Data records for software interfaces:
• • • • • • •

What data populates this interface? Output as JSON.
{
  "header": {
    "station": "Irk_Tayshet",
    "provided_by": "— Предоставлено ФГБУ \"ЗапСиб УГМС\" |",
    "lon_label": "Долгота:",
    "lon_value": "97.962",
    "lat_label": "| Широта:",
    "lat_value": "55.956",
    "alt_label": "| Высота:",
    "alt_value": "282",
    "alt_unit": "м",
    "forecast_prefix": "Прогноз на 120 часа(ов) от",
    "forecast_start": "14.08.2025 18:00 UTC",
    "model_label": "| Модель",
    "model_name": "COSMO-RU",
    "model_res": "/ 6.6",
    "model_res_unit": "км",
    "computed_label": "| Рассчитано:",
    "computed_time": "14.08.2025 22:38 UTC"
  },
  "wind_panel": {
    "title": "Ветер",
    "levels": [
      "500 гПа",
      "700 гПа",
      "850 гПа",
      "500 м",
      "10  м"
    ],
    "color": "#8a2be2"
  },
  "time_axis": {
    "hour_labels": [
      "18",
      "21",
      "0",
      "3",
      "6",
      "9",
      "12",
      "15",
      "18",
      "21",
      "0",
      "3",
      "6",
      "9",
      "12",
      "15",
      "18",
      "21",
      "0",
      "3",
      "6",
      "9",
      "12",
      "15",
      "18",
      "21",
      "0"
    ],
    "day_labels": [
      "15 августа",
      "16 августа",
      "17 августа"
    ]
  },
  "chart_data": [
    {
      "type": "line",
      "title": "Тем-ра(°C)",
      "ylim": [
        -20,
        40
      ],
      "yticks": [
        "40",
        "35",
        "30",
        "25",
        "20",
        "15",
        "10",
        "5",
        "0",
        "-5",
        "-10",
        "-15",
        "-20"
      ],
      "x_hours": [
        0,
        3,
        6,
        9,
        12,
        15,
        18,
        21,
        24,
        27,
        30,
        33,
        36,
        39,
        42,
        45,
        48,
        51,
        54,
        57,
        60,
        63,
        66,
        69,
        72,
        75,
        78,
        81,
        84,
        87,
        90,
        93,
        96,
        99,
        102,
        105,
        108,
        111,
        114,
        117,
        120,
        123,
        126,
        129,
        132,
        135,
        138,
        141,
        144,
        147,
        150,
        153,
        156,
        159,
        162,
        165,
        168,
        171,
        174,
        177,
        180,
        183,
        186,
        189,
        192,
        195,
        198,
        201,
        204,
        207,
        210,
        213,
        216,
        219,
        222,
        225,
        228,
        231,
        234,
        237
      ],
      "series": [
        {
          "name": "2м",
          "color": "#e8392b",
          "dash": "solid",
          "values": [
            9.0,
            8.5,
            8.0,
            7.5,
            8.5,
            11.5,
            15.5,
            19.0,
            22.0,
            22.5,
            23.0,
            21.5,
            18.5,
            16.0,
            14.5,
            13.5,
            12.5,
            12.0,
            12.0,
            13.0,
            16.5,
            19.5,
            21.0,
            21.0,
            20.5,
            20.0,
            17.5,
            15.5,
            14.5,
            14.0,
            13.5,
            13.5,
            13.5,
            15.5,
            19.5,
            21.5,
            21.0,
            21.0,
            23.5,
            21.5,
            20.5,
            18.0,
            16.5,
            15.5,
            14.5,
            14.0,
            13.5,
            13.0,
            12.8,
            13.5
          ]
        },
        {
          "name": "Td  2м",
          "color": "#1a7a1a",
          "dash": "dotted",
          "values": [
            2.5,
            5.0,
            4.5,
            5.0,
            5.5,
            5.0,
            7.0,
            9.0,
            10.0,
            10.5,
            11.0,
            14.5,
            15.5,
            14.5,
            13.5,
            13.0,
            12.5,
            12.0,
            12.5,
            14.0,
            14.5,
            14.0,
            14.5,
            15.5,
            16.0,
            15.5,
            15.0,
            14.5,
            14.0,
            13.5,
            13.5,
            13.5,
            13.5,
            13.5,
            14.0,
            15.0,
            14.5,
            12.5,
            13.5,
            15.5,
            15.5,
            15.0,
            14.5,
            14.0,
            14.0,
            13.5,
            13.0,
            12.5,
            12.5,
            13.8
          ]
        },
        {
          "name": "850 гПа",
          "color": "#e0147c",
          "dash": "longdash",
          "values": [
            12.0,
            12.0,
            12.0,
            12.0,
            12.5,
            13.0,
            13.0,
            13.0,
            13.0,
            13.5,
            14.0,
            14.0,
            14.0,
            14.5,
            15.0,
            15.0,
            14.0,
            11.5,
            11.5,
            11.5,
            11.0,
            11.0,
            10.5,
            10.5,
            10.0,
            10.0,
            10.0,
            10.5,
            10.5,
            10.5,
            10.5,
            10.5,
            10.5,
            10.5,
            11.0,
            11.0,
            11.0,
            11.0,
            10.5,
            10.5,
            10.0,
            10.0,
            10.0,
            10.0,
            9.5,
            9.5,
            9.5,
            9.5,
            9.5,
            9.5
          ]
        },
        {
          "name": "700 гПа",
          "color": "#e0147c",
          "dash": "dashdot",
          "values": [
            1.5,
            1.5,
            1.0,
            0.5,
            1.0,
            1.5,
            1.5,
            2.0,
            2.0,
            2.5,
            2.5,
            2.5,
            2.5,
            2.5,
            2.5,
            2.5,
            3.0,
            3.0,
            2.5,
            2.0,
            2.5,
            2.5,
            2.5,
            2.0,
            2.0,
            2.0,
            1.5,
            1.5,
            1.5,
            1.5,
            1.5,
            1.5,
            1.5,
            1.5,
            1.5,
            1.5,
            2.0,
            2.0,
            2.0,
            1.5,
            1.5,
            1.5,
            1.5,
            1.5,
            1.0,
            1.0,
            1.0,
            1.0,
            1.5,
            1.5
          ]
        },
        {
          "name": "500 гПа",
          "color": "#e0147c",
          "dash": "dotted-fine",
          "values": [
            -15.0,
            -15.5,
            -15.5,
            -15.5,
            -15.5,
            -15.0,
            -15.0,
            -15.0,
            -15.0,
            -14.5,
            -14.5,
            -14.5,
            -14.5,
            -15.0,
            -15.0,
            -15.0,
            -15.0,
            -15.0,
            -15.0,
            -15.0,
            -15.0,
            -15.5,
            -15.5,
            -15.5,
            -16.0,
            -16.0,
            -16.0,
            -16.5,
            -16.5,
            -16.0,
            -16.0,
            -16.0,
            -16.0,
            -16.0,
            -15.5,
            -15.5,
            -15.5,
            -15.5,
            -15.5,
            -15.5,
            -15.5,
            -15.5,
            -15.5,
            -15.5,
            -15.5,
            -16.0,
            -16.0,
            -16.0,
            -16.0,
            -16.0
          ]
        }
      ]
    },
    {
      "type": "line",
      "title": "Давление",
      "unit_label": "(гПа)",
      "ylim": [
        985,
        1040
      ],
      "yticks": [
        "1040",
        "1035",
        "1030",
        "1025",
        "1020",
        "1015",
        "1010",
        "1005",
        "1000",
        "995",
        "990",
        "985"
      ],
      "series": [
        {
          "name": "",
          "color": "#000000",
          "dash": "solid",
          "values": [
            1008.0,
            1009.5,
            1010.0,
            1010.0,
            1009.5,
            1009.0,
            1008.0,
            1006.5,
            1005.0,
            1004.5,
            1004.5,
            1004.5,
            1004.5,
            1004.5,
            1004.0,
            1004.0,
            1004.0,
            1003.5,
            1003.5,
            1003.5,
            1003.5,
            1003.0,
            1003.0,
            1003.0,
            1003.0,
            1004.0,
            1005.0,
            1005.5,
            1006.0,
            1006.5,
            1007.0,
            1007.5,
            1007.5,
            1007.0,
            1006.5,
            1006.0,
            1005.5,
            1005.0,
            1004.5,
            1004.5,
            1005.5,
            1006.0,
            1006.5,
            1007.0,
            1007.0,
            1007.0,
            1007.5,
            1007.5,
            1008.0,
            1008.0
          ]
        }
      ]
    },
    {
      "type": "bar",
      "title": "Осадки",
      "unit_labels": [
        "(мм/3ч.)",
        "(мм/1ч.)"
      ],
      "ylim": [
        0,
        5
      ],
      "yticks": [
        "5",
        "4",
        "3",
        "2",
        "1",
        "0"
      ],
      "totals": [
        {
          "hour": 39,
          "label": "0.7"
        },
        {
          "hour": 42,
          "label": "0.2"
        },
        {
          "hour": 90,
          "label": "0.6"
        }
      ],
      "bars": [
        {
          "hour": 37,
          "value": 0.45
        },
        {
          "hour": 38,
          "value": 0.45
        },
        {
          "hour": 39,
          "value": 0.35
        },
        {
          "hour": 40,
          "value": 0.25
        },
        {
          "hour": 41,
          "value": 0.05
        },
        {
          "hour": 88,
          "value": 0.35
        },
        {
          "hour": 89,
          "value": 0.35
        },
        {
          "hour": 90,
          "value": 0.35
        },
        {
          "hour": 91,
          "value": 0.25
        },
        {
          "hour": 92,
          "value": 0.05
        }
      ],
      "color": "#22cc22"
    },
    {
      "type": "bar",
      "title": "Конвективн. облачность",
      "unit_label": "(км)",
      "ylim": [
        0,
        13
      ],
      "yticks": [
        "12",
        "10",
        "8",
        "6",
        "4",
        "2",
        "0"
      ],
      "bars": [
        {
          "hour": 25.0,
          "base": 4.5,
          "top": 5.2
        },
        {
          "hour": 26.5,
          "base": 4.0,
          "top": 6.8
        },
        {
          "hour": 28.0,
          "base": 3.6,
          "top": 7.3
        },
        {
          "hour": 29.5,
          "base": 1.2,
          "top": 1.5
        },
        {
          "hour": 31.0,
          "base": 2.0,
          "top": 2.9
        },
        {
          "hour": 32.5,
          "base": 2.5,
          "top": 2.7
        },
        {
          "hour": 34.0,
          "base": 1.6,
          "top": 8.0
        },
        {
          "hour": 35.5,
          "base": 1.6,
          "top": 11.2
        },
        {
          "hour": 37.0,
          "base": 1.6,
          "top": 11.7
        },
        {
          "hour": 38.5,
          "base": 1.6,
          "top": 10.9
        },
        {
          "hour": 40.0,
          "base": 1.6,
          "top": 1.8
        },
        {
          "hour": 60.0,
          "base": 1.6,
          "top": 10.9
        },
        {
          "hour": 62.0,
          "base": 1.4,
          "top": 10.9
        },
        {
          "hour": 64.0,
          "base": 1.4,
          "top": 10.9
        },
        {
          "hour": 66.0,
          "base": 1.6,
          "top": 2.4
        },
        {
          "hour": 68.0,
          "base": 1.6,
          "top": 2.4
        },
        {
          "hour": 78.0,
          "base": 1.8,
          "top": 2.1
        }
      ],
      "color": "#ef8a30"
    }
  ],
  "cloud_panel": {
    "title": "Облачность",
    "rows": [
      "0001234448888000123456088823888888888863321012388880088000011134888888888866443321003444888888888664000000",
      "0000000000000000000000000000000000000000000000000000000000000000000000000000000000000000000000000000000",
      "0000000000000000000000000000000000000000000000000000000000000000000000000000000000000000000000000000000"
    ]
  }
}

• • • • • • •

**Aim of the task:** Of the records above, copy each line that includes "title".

**Written reply:**
    "title": "Ветер",
      "title": "Тем-ра(°C)",
      "title": "Давление",
      "title": "Осадки",
      "title": "Конвективн. облачность",
    "title": "Облачность",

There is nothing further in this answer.